◆ Action item ◆
From the entries that follow, copy every line with the word "username".

◆ Items from an interface collection ◆
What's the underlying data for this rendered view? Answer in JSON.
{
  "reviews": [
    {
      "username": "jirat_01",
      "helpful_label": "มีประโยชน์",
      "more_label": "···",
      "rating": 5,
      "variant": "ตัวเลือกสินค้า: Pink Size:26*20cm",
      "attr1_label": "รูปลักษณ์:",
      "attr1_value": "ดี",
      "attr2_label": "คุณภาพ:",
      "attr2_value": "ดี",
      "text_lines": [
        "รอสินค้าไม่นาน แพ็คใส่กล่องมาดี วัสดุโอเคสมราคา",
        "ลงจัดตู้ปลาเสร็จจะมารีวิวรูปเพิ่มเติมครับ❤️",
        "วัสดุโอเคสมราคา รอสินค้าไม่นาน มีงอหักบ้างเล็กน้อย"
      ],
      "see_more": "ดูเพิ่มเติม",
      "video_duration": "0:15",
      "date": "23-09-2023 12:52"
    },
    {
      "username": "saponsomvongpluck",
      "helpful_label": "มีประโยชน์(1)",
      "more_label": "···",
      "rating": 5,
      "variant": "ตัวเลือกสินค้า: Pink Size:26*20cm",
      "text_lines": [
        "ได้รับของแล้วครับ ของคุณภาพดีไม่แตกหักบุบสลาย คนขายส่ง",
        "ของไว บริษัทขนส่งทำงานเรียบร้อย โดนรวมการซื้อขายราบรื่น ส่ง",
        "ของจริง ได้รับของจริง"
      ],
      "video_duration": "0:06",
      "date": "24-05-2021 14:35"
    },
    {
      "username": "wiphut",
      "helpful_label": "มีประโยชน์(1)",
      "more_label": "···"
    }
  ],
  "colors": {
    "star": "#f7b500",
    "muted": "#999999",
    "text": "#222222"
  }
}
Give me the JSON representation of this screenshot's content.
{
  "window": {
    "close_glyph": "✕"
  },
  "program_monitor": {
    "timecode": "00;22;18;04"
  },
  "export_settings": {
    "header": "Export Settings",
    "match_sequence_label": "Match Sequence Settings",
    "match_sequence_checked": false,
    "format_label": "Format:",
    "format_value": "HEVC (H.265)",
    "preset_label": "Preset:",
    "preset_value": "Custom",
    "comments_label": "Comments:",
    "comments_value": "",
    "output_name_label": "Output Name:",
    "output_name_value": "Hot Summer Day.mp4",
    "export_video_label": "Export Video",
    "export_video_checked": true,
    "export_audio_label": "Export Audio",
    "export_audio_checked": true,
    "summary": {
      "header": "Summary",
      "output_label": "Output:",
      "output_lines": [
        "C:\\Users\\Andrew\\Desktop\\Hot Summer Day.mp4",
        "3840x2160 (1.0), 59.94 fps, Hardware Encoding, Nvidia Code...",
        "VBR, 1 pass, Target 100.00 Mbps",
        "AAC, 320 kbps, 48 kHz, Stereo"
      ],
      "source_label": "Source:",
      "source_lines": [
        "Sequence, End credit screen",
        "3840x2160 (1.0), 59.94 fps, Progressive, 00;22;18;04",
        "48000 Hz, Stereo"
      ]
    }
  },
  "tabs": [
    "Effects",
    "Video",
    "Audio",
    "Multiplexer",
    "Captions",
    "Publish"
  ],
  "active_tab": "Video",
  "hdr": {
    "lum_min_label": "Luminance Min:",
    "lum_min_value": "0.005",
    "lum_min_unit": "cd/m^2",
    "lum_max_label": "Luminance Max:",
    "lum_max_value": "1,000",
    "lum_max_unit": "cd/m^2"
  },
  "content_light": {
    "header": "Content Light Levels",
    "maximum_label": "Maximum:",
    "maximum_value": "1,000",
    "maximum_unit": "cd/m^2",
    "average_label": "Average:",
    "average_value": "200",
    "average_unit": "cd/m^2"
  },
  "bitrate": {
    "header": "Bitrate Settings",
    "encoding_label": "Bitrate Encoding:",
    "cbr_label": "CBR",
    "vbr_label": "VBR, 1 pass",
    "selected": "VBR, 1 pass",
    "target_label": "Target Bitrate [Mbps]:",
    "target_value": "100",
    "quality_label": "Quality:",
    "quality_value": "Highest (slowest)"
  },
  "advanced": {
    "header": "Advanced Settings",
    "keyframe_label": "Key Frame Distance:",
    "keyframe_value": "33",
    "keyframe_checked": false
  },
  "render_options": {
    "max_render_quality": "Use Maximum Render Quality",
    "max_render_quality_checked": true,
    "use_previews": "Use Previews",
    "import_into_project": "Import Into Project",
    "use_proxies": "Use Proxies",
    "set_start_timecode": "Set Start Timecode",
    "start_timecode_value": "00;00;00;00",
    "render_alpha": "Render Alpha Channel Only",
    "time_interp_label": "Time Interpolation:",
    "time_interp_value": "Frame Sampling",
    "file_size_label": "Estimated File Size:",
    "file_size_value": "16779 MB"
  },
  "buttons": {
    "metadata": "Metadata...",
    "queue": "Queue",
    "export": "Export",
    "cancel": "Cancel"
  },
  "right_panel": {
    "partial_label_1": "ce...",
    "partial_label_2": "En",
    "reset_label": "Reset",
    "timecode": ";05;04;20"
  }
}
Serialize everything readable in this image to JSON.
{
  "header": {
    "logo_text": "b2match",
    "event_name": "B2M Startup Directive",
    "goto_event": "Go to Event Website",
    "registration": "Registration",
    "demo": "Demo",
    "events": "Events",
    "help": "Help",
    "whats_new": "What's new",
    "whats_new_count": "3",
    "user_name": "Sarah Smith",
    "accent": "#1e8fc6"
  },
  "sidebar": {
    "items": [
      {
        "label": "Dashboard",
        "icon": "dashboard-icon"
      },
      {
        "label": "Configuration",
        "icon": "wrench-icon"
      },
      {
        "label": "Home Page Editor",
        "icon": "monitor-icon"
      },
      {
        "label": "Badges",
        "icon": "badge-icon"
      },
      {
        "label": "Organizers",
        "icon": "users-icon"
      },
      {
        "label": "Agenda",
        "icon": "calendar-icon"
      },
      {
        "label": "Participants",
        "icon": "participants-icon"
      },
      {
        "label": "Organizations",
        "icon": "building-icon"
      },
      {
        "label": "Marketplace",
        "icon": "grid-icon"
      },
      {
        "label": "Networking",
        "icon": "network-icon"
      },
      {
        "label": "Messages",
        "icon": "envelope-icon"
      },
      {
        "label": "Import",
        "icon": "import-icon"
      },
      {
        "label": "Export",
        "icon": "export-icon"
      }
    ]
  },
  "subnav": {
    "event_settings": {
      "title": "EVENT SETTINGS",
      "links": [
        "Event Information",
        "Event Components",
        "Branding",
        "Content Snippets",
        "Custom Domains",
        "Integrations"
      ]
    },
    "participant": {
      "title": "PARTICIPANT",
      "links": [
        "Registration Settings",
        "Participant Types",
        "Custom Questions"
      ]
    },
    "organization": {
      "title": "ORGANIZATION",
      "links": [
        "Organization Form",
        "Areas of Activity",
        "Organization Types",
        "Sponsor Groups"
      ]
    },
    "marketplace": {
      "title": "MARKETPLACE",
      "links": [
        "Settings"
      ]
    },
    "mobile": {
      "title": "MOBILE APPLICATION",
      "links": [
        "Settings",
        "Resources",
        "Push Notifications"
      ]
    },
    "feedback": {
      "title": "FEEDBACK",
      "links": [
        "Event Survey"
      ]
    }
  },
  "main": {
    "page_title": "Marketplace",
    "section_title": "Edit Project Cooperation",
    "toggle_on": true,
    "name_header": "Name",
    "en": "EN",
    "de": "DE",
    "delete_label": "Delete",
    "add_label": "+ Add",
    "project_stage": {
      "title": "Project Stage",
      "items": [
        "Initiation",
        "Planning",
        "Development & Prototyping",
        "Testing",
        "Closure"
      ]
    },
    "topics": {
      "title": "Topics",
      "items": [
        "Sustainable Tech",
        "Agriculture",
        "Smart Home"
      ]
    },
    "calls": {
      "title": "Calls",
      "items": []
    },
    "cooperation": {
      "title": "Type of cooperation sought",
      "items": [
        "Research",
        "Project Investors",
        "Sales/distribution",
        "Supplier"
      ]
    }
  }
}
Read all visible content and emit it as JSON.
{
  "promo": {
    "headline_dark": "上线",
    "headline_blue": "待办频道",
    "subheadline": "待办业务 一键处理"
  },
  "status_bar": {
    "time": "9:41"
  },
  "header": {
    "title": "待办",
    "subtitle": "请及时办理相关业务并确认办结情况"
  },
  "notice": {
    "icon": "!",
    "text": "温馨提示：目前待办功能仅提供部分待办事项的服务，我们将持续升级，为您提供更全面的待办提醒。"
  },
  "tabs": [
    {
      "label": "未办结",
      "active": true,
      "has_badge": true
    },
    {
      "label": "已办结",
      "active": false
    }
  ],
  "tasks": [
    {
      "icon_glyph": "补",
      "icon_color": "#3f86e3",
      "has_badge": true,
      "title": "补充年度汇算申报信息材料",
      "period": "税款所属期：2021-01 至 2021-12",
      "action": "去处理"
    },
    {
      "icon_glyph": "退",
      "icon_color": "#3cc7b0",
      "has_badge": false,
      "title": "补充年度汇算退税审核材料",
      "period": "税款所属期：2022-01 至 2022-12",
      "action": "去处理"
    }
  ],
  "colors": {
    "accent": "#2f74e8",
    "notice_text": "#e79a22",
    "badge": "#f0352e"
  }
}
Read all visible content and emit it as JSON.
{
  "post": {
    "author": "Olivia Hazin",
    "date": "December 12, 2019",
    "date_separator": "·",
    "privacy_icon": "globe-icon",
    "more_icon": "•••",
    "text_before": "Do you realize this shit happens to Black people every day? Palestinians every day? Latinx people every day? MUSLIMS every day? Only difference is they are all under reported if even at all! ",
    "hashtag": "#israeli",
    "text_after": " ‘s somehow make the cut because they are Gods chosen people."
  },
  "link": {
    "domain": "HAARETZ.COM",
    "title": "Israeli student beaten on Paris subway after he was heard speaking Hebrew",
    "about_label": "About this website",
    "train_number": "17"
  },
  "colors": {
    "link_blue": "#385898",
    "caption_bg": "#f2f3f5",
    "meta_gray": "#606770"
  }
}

◆ Final answer ◆
      "username": "jirat_01",
      "username": "saponsomvongpluck",
      "username": "wiphut",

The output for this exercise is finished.